Condition

Pediatric Staph and MRSA Infection

Key points about MRSA in children

  • MRSA is staph bacteria that can’t be killed with common antibiotics.
  • MRSA is usually limited to the skin. It can be life-threatening if it spreads to the lungs, the bloodstream or other organs. MRSA infection can be harder to treat than other staph infections. But other oral or IV (intravenous) antibiotics can successfully treat the infection.
  • MRSA infections are more common in groups of people that spend a lot of time close together, such as kids on a sports team. MRSA may be on sports equipment and clothing. It may transfer from skin to skin during play.
  • Symptoms include painful red bumps that leak fluid. A child may also have a fever, chills, and headache.
  • If your child has a mild MRSA skin infection, the healthcare provider will likely treat it by opening the infected sore and draining out the fluid (pus). You will likely be given a prescription antibiotic ointment to use on your child. Your child may also need to take antibiotic medicine by mouth.
  • Don't try to treat a MRSA infection on your own. This can spread the infection to other people or make it worse for your child. Cover the infected area, wash your hands, and call your child's healthcare provider.

Appointments

Our team is standing by to schedule your child’s appointment.

Frequently Asked Questions

What is MRSA in children?

What causes MRSA infection in a child?

Which children are at risk for MRSA?

What are the symptoms of MRSA in a child?

How is MRSA diagnosed in a child?

How is MRSA treated in a child?

What are possible complications of MRSA in a child?

How can I help prevent MRSA in my child?

When should I call my child’s healthcare provider?

Infectious Diseases Treatment at Children's National Hospital

Our Division of Infectious Diseases is the major referral center for infectious diseases in the Washington, D.C., area, helping thousands of young patients each year with contagious conditions. Discover more about the treatments we offer.

Girl Smiling and Clapping

Help Kids and Make a Difference

Invest in future cures for some of life's most devastating diseases. Give today to help more children grow up stronger.

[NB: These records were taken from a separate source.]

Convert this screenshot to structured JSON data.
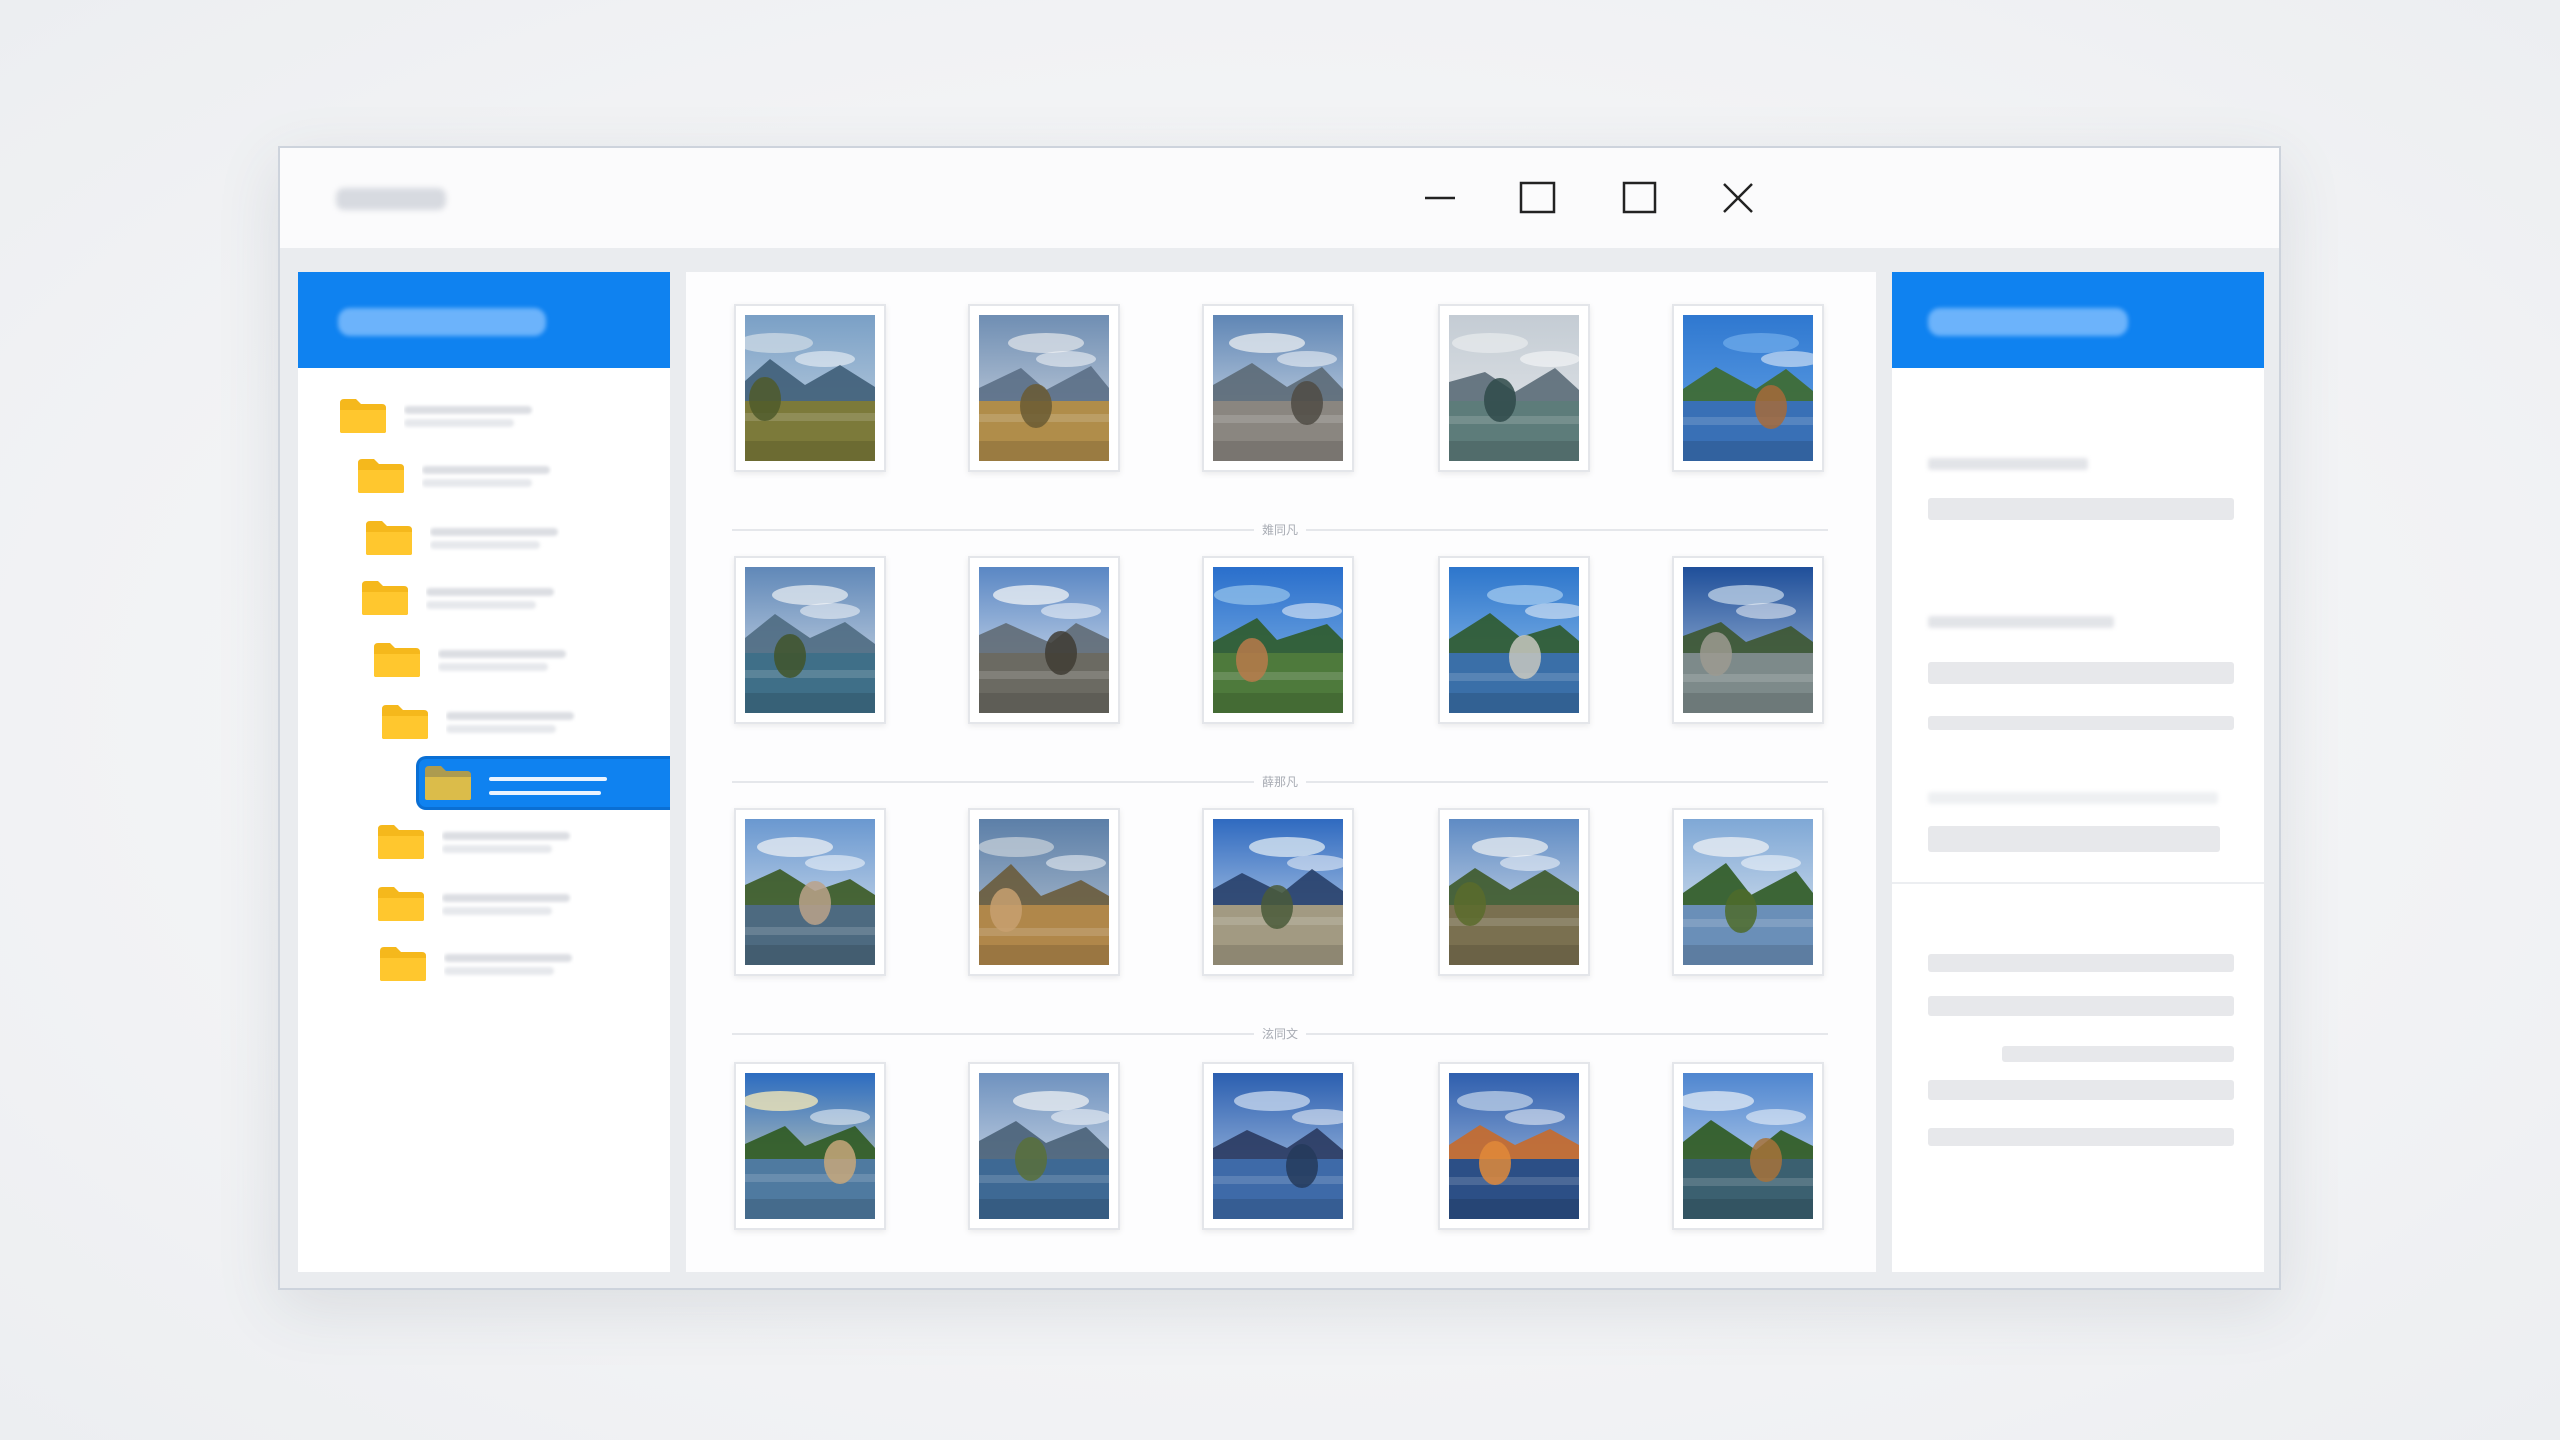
{
  "window": {
    "title": "",
    "controls": {
      "minimize": "minimize-icon",
      "maximize": "maximize-icon",
      "restore": "restore-icon",
      "close": "close-icon"
    }
  },
  "sidebar": {
    "header": "",
    "folders": [
      {
        "label": "",
        "icon": "folder-icon",
        "selected": false
      },
      {
        "label": "",
        "icon": "folder-icon",
        "selected": false
      },
      {
        "label": "",
        "icon": "folder-icon",
        "selected": false
      },
      {
        "label": "",
        "icon": "folder-icon",
        "selected": false
      },
      {
        "label": "",
        "icon": "folder-icon",
        "selected": false
      },
      {
        "label": "",
        "icon": "folder-icon",
        "selected": false
      },
      {
        "label": "",
        "icon": "folder-icon",
        "selected": true
      },
      {
        "label": "",
        "icon": "folder-icon",
        "selected": false
      },
      {
        "label": "",
        "icon": "folder-icon",
        "selected": false
      },
      {
        "label": "",
        "icon": "folder-icon",
        "selected": false
      }
    ]
  },
  "gallery": {
    "group_dividers": [
      "䧴同凡",
      "薛那凡",
      "泫同文"
    ],
    "photos": [
      {
        "scene": "lake-reeds"
      },
      {
        "scene": "mountain-peak"
      },
      {
        "scene": "cloudy-shore"
      },
      {
        "scene": "misty-field"
      },
      {
        "scene": "castle-river"
      },
      {
        "scene": "cloudy-lake"
      },
      {
        "scene": "snowy-mountains"
      },
      {
        "scene": "tower-meadow"
      },
      {
        "scene": "building-lake"
      },
      {
        "scene": "coast-clouds"
      },
      {
        "scene": "park-pond"
      },
      {
        "scene": "tower-field"
      },
      {
        "scene": "valley-mist"
      },
      {
        "scene": "tree-field"
      },
      {
        "scene": "river-trees"
      },
      {
        "scene": "palm-lakeside"
      },
      {
        "scene": "lake-clouds"
      },
      {
        "scene": "blue-lake"
      },
      {
        "scene": "sunset-reflection"
      },
      {
        "scene": "garden-pond"
      }
    ]
  },
  "properties": {
    "header": "",
    "labels": [
      "",
      "",
      "",
      "",
      "",
      ""
    ]
  },
  "colors": {
    "accent": "#0f82f0",
    "folder": "#f5b81c",
    "window_bg": "#eaecef"
  }
}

Girl Smiling and Clapping

PATIENT STORY

Molly's Story

Providers Who Treat Staph and MRSA Infection

    Departments that Treat Staph and MRSA Infection

    young patient plays with paper airplanes

    Infectious Diseases

    Our Division of Infectious Diseases is the major referral center for infectious diseases in the Washington, D.C., area, helping thousands of patients each year, and actively promoting prevention through community outreach and education.